Task objective: Each line that holds the string "this" counts once. Say how many such lines the entries have, giving the number only.

Records provided:
----------------------------------------

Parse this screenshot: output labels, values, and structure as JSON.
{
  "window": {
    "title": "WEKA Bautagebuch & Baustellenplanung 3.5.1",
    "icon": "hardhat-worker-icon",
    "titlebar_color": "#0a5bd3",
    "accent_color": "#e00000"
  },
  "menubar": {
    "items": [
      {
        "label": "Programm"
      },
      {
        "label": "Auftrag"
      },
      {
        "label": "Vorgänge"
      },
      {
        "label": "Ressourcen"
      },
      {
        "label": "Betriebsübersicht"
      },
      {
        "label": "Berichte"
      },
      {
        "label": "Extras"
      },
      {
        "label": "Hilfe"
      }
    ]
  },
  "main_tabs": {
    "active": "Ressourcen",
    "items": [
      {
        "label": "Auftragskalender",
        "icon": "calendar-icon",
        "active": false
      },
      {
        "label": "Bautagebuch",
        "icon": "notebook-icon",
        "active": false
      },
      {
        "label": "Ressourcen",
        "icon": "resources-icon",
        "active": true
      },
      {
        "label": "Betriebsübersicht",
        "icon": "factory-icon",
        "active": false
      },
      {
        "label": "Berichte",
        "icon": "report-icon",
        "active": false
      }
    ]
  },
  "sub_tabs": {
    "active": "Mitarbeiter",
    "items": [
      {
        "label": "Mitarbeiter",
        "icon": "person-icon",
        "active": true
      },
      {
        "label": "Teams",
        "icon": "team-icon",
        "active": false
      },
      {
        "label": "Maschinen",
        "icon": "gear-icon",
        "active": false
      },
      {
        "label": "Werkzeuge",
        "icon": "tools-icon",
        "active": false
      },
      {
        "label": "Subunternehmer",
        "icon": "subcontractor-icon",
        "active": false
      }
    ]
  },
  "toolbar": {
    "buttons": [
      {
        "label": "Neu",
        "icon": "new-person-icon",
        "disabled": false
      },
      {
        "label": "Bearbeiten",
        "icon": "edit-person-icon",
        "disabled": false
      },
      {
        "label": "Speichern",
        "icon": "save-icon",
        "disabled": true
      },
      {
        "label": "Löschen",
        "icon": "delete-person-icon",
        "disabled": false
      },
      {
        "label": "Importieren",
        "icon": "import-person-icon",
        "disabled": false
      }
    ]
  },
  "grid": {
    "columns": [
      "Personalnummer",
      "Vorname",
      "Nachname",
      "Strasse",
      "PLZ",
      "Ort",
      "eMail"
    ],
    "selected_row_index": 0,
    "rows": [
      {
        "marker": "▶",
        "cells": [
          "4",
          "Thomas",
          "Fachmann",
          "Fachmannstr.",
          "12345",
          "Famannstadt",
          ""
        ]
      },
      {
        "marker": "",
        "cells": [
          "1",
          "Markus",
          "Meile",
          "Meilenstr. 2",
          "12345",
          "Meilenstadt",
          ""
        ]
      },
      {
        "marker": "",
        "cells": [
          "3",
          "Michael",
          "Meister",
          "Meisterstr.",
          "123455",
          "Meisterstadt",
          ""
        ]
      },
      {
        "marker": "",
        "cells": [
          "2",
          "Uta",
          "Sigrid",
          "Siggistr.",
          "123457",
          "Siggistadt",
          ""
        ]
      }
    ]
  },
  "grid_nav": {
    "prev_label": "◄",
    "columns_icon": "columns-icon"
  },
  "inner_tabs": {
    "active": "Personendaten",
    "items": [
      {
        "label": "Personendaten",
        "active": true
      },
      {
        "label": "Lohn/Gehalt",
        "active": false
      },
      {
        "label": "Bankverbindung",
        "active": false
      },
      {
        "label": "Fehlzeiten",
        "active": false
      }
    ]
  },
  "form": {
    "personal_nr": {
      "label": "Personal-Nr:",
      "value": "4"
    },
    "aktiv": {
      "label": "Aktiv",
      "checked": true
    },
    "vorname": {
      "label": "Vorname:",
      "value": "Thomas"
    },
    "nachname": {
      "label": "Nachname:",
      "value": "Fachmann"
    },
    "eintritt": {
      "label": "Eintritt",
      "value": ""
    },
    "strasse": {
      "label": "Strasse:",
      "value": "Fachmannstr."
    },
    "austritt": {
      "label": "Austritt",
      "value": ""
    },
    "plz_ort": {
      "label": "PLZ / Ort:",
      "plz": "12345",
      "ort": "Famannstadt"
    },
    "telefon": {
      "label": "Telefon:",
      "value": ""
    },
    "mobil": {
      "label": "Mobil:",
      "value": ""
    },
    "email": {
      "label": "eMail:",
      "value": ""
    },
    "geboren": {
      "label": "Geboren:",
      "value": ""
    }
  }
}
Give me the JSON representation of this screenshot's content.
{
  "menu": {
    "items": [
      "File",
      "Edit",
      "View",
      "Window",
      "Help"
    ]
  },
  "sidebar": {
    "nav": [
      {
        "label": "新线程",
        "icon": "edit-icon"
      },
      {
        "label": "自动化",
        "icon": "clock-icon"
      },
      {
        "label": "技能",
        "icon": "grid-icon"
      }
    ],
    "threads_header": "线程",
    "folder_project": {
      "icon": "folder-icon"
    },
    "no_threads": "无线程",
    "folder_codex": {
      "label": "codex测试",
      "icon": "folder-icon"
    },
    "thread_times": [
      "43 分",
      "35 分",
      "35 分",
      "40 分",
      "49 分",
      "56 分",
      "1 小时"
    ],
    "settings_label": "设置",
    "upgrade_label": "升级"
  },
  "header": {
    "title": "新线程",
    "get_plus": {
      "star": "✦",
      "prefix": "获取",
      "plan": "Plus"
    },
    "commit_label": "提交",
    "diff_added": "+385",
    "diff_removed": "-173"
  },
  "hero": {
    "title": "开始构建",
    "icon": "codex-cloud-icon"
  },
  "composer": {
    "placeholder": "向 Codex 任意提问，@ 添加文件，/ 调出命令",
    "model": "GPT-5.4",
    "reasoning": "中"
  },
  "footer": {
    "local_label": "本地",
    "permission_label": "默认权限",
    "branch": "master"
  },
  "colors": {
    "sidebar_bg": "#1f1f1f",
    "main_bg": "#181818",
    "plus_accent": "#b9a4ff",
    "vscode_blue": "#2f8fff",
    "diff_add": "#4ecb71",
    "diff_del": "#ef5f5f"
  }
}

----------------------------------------

Reply to the task: 2